** Task requirements **
Each time a line of the listing holds "JSON", copy that line.

** Exercise inputs **
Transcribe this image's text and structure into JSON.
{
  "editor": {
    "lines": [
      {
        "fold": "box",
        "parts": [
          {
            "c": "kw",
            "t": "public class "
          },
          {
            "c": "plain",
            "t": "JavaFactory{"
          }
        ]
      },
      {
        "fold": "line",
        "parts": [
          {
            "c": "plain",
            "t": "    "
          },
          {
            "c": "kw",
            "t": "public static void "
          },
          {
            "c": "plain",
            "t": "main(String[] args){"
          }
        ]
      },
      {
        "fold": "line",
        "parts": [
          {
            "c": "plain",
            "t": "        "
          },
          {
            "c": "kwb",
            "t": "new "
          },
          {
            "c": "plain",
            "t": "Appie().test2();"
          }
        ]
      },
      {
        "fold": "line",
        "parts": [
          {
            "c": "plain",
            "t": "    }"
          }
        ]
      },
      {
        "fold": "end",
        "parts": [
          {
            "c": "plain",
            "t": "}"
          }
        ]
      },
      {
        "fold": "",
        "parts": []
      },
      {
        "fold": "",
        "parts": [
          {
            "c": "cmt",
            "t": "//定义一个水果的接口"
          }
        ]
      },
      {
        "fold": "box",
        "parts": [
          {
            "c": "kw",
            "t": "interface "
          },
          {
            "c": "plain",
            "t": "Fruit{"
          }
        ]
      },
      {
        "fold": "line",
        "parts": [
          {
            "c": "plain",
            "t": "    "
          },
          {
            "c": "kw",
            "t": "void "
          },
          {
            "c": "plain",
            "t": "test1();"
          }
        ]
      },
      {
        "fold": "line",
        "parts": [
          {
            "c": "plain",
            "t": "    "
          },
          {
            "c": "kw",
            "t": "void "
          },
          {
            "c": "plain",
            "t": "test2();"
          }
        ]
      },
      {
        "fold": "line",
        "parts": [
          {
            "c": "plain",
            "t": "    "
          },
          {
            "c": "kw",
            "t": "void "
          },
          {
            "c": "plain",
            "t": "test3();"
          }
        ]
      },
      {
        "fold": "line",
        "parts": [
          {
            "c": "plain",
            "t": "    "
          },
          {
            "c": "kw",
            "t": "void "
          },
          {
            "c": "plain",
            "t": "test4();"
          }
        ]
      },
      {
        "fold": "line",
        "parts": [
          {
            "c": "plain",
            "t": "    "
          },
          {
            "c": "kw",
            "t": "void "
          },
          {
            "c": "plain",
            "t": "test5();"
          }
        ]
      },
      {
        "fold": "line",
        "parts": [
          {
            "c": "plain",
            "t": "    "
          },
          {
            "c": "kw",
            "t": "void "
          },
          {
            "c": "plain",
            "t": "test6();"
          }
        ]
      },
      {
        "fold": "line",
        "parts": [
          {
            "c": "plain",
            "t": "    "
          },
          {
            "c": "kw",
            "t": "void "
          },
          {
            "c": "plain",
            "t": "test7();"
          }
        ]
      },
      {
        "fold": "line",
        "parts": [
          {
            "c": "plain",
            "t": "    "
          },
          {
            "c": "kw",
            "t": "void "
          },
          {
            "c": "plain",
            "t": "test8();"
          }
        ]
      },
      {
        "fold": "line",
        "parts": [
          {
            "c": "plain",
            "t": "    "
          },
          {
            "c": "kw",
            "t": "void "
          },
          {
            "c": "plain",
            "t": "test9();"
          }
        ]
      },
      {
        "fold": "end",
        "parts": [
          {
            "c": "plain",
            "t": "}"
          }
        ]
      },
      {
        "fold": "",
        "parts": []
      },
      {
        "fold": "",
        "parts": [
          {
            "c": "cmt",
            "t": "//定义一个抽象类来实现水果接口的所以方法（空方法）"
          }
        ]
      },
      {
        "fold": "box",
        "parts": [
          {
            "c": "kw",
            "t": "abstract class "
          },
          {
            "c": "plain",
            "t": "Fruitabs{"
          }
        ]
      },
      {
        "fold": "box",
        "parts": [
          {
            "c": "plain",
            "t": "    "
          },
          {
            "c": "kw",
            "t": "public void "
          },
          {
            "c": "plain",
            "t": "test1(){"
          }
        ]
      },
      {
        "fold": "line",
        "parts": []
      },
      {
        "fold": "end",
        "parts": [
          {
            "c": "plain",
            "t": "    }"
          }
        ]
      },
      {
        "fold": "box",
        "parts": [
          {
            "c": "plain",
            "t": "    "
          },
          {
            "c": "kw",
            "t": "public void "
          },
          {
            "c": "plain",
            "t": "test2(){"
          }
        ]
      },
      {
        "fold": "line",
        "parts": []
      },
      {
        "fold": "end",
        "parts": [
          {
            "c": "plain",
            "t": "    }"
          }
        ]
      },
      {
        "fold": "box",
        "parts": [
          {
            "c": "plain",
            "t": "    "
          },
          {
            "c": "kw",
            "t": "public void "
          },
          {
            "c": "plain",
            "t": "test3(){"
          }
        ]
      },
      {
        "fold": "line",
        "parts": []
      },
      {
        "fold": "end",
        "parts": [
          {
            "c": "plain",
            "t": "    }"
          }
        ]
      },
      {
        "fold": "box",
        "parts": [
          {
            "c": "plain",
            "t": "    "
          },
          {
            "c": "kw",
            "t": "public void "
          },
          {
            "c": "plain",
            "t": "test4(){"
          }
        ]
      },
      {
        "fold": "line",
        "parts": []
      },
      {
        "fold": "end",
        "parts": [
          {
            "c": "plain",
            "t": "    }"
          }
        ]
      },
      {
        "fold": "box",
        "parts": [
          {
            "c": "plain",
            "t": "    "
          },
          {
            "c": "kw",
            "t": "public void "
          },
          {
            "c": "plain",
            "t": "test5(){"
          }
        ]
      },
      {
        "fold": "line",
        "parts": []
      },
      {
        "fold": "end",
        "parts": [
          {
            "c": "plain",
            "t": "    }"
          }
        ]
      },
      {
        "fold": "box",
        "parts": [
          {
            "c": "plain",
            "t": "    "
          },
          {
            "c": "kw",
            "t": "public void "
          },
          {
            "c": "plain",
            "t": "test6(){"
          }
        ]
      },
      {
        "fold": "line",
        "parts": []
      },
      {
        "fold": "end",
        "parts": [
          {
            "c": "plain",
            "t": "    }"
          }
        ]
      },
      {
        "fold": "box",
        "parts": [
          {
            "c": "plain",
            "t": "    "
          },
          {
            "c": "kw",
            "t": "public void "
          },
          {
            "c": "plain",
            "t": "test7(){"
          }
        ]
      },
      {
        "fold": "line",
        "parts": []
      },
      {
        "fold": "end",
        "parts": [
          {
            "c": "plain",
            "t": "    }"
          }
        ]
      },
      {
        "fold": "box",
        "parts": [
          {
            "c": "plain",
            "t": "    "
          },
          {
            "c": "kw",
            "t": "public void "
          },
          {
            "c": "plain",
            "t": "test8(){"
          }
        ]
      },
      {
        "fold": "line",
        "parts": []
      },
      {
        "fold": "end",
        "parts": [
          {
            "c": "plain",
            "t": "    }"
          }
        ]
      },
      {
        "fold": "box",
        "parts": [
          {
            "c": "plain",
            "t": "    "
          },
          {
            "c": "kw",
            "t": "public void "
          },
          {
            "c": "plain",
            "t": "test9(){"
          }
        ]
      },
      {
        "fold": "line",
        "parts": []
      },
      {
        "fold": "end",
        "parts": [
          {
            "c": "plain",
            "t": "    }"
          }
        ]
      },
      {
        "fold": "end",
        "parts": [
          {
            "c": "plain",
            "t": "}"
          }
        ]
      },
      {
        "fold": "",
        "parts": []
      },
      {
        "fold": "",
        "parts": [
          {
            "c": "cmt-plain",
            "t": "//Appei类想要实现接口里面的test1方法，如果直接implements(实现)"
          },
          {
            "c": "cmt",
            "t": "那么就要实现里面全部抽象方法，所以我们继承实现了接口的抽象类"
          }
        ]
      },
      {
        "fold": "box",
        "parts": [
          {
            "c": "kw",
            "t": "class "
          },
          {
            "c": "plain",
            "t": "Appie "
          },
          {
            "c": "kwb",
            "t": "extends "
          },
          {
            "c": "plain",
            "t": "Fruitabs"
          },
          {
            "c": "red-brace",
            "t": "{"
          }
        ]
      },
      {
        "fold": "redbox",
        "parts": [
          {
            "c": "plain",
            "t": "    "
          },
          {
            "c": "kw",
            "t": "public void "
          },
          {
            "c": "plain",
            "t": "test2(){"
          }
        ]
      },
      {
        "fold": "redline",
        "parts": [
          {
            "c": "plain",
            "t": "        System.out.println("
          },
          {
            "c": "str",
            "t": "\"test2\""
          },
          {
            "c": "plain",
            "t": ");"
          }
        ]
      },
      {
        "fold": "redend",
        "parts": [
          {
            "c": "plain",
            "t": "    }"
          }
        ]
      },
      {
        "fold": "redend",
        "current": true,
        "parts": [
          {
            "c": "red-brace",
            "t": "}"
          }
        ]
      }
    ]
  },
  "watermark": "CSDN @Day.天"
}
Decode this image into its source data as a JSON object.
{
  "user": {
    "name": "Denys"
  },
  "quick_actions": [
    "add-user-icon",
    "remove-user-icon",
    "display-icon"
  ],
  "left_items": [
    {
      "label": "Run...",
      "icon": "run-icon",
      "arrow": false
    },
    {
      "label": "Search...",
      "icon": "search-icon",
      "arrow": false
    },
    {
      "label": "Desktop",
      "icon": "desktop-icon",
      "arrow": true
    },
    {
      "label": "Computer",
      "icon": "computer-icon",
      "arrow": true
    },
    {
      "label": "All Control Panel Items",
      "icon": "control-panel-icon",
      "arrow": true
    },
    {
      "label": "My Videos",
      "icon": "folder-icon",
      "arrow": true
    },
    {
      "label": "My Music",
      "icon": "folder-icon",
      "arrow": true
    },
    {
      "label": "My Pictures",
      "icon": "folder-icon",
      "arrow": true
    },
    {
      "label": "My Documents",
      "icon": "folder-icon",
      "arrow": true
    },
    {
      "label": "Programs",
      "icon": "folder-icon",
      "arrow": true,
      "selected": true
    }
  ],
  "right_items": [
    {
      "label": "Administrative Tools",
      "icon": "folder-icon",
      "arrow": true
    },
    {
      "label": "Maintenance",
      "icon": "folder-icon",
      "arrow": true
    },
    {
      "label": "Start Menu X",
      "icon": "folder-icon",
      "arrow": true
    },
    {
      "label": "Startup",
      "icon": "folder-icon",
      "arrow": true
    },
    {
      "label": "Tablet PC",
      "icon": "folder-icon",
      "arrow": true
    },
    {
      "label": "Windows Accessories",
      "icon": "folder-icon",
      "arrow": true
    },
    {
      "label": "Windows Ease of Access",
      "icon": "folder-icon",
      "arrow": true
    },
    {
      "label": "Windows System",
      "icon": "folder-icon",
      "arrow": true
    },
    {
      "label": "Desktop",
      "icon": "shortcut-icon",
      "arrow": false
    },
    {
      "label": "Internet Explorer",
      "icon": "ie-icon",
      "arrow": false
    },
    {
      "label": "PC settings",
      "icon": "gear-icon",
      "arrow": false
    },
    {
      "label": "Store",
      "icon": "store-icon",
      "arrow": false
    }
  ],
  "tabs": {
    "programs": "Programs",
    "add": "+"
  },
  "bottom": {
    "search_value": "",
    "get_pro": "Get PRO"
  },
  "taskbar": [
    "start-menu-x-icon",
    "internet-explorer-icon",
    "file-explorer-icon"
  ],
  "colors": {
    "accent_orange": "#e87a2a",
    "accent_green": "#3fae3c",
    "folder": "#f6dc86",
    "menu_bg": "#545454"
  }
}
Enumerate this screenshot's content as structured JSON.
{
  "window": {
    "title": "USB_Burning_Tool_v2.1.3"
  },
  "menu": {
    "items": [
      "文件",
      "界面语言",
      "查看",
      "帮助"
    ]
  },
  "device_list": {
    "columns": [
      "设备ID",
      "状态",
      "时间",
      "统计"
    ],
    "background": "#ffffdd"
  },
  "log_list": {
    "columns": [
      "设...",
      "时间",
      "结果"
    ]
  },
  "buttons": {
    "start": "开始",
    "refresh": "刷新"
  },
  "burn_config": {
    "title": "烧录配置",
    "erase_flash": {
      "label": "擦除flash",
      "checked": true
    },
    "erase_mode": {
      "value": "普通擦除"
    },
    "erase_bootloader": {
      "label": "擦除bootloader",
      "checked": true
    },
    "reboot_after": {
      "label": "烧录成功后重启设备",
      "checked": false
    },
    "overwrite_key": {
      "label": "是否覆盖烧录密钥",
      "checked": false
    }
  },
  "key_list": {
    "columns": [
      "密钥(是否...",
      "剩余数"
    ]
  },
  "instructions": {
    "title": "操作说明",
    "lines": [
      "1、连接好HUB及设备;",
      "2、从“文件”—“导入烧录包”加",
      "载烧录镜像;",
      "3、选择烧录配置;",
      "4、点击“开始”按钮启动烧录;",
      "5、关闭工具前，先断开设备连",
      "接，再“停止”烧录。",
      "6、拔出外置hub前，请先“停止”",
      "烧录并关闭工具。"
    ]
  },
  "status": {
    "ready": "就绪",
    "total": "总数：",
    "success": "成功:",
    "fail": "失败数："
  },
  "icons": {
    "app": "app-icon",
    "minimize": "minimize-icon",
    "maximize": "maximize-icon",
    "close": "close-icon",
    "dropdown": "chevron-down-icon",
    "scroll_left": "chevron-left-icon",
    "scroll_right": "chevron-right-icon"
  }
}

** Response below **
Transcribe this image's text and structure into JSON.
Decode this image into its source data as a JSON object.
Enumerate this screenshot's content as structured JSON.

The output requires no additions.